Photo of the lifeboat that fell from the ship earlier this morning.
(11:17 am) Earlier this morning around 7 am EST, five people were killed and multiple injured while the Thomson Majesty was performing a routine muster drill in the port of Santa Cruz in the Canary Islands.
During the drill, the cable crane of one of the lifeboats snapped, causing the lifeboat to fall more than 60 feet into the water with 8 crew members trapped inside. It appears that these crew members were not secured inside the lifeboat by the time it fell.
Three Indonesians, a Filipino and a Ghanaian were killed, the BBC reports. The injured were all men, two aged 30, and another, a Greek national, was 32-years-old, a statement from the islands’ Emergency and Security Coordination Center said.
(11:51 am) Statement from Thomson Cruises:
“We are aware of an incident involving the ship’s crew on board Thomson Majesty, in La Palma, Canary Islands this afternoon.
We are working closely with the ship owners and managers, Louis Cruises, to determine exactly what has happened and provide assistance to those affected by the incident.”
(1:24 pm) New photo released from the BBC.
(2:08 pm) I have just received the following statement from a spokesperson for Thomson Cruises:
“Thomson Cruises can confirm there was an incident involving the ship’s crew during a safety drill on board Thomson Majesty, in La Palma, Canary Islands today at 11:50am local time.
We can also confirm that there have sadly been five crew fatalities and three crew injuries. One person has been discharged from hospital and we expect the other two people to be released from hospital imminently. Our thoughts are with the families of those involved.
We are working closely with the ship owners and managers, Louis Cruises, to determine exactly what has happened and provide assistance to those affected by the incident. We are also working closely with all relevant authorities and will be co-operating fully with their investigations.”
More on this tragedy as it develops, stay tuned.
The Port of Gothenburg is one of the few ports in Northern Europe that has fairways that are sufficiently wide and deep and cranes that are sufficiently large to receive Triple E ships. Ships which up to a year or so ago were the largest in the world – Emma Maersk and her sister ships – already call at the port. They can carry 14,000 containers*. These will now be gradually replaced by Triple E ships to service one of the routes between the Port of Gothenburg and the Far East.
The new ships are 400 m long and 59 m wide. The carrying capacity is 18,000 containers. Placed end to end, the load from one single ship would be 110 km in length.
“Increased capacity on deep-sea services between Sweden and Asia is positive for Swedish industry. This is where trade flows are increasing whilst European flows are still reporting a poor rate of growth,” states Magnus Kårestedt.

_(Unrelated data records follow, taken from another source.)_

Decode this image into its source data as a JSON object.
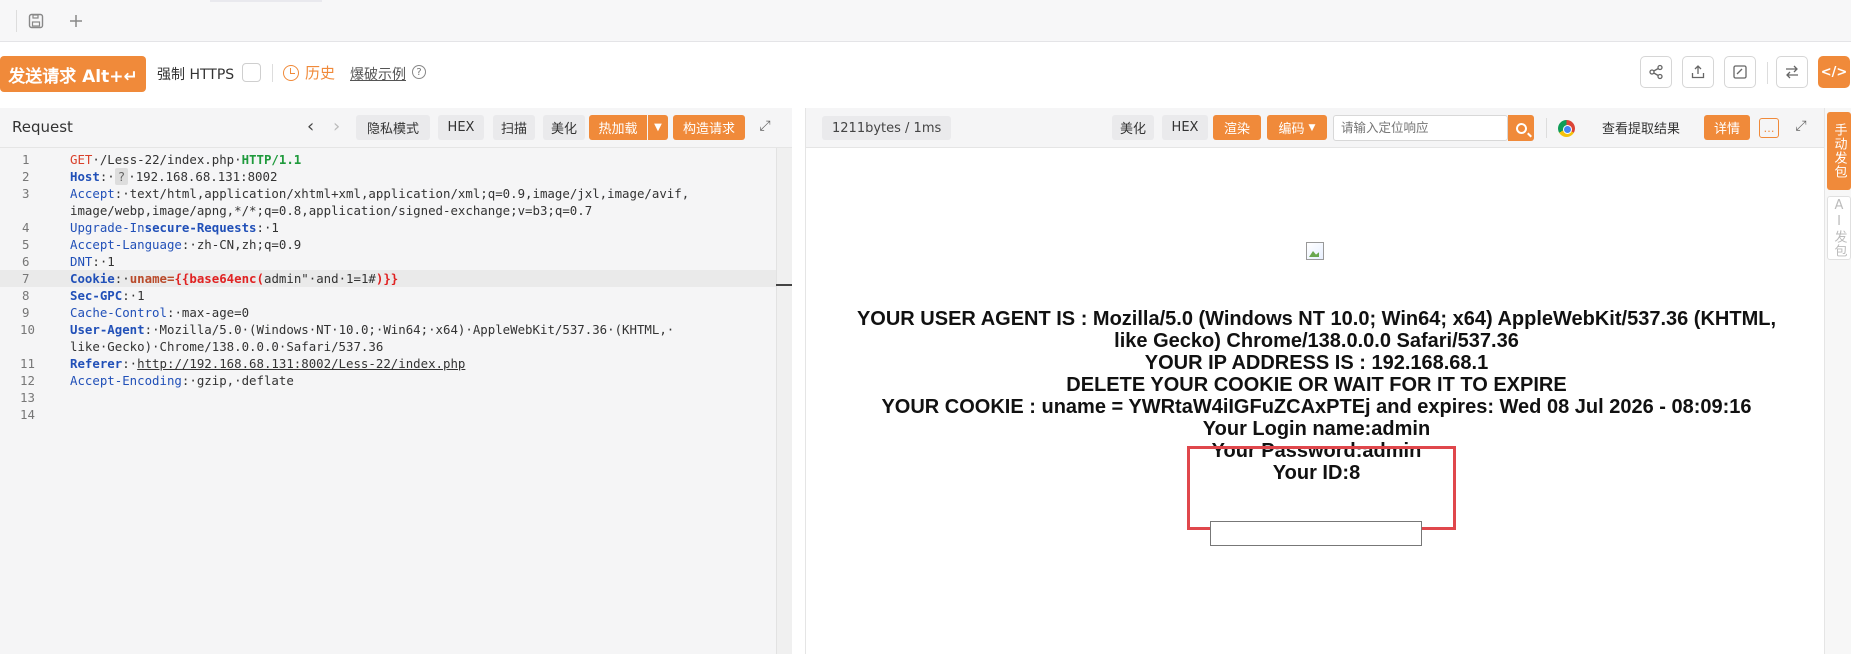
{
  "toolbar": {
    "send_label": "发送请求 Alt+↵",
    "force_https_label": "强制 HTTPS",
    "history_label": "历史",
    "example_label": "爆破示例"
  },
  "request": {
    "title": "Request",
    "buttons": {
      "privacy": "隐私模式",
      "hex": "HEX",
      "scan": "扫描",
      "beautify": "美化",
      "hotload": "热加载",
      "construct": "构造请求"
    },
    "lines": [
      {
        "num": "1",
        "parts": [
          [
            "method",
            "GET"
          ],
          [
            "plain",
            "·/Less-22/index.php·"
          ],
          [
            "proto",
            "HTTP/1.1"
          ]
        ]
      },
      {
        "num": "2",
        "parts": [
          [
            "hname",
            "Host"
          ],
          [
            "plain",
            ":·"
          ],
          [
            "qmark",
            "?"
          ],
          [
            "plain",
            "·192.168.68.131:8002"
          ]
        ]
      },
      {
        "num": "3",
        "parts": [
          [
            "hname-n",
            "Accept"
          ],
          [
            "plain",
            ":·text/html,application/xhtml+xml,application/xml;q=0.9,image/jxl,image/avif,"
          ]
        ]
      },
      {
        "num": "",
        "parts": [
          [
            "plain",
            "image/webp,image/apng,*/*;q=0.8,application/signed-exchange;v=b3;q=0.7"
          ]
        ]
      },
      {
        "num": "4",
        "parts": [
          [
            "hname-n",
            "Upgrade-In"
          ],
          [
            "hname",
            "secure-Requests"
          ],
          [
            "plain",
            ":·1"
          ]
        ]
      },
      {
        "num": "5",
        "parts": [
          [
            "hname-n",
            "Accept-Language"
          ],
          [
            "plain",
            ":·zh-CN,zh;q=0.9"
          ]
        ]
      },
      {
        "num": "6",
        "parts": [
          [
            "hname-n",
            "DNT"
          ],
          [
            "plain",
            ":·1"
          ]
        ]
      },
      {
        "num": "7",
        "parts": [
          [
            "hname",
            "Cookie"
          ],
          [
            "plain",
            ":·"
          ],
          [
            "hl-pink",
            "uname="
          ],
          [
            "hl-red",
            "{{base64enc("
          ],
          [
            "plain",
            "admin\"·and·1=1#"
          ],
          [
            "hl-red",
            ")}}"
          ]
        ],
        "highlight": true
      },
      {
        "num": "8",
        "parts": [
          [
            "hname",
            "Sec-GPC"
          ],
          [
            "plain",
            ":·1"
          ]
        ]
      },
      {
        "num": "9",
        "parts": [
          [
            "hname-n",
            "Cache-Control"
          ],
          [
            "plain",
            ":·max-age=0"
          ]
        ]
      },
      {
        "num": "10",
        "parts": [
          [
            "hname",
            "User-Agent"
          ],
          [
            "plain",
            ":·Mozilla/5.0·(Windows·NT·10.0;·Win64;·x64)·AppleWebKit/537.36·(KHTML,·"
          ]
        ]
      },
      {
        "num": "",
        "parts": [
          [
            "plain",
            "like·Gecko)·Chrome/138.0.0.0·Safari/537.36"
          ]
        ]
      },
      {
        "num": "11",
        "parts": [
          [
            "hname",
            "Referer"
          ],
          [
            "plain",
            ":·"
          ],
          [
            "link",
            "http://192.168.68.131:8002/Less-22/index.php"
          ]
        ]
      },
      {
        "num": "12",
        "parts": [
          [
            "hname-n",
            "Accept-Encoding"
          ],
          [
            "plain",
            ":·gzip,·deflate"
          ]
        ]
      },
      {
        "num": "13",
        "parts": []
      },
      {
        "num": "14",
        "parts": []
      }
    ]
  },
  "response": {
    "bytes_label": "1211bytes / 1ms",
    "buttons": {
      "beautify": "美化",
      "hex": "HEX",
      "render": "渲染",
      "encoding": "编码",
      "extract": "查看提取结果",
      "detail": "详情"
    },
    "search_placeholder": "请输入定位响应",
    "page": {
      "ua_line1": "YOUR USER AGENT IS : Mozilla/5.0 (Windows NT 10.0; Win64; x64) AppleWebKit/537.36 (KHTML,",
      "ua_line2": "like Gecko) Chrome/138.0.0.0 Safari/537.36",
      "ip_line": "YOUR IP ADDRESS IS : 192.168.68.1",
      "delete_line": "DELETE YOUR COOKIE OR WAIT FOR IT TO EXPIRE",
      "cookie_line": "YOUR COOKIE : uname = YWRtaW4iIGFuZCAxPTEj and expires: Wed 08 Jul 2026 - 08:09:16",
      "login_line": "Your Login name:admin",
      "password_line": "Your Password:admin",
      "id_line": "Your ID:8"
    }
  },
  "side_tabs": {
    "manual": "手动发包",
    "ai": "AI发包"
  },
  "colors": {
    "accent": "#f08a3a",
    "highlight_box": "#e0474c"
  }
}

Exports in Sweden comprise mainly paper, timber products, steel and industrial components. Imports largely take the form of clothes, electronics, food, furniture and other consumer products.
EEE or Triple E stands for Economy of Scale, Energy efficient och Environmentally improved. The ships will emit half as much carbon dioxide on the Europe/Asia service compared to the average. When the day comes for the ships to be taken out of service, all material can be recycled. The engines and hull are adapted to slow-steaming, i.e. lower speed, which saves fuel.
Triple E will call at the following thirteen ports: Gdansk (Poland)– Århus (Denmark)– Gothenburg – Bremerhaven (Germany) – Rotterdam (Netherlands) – Port Tangiers (Algeria) – Singapore – Yantian (China) – Hong Kong – Kwangyang (South Korea) – Ningbo (China)– Shanghai – Tanjung Pelepas (Malaysia).
Reference & Image Credits: portofgothenburg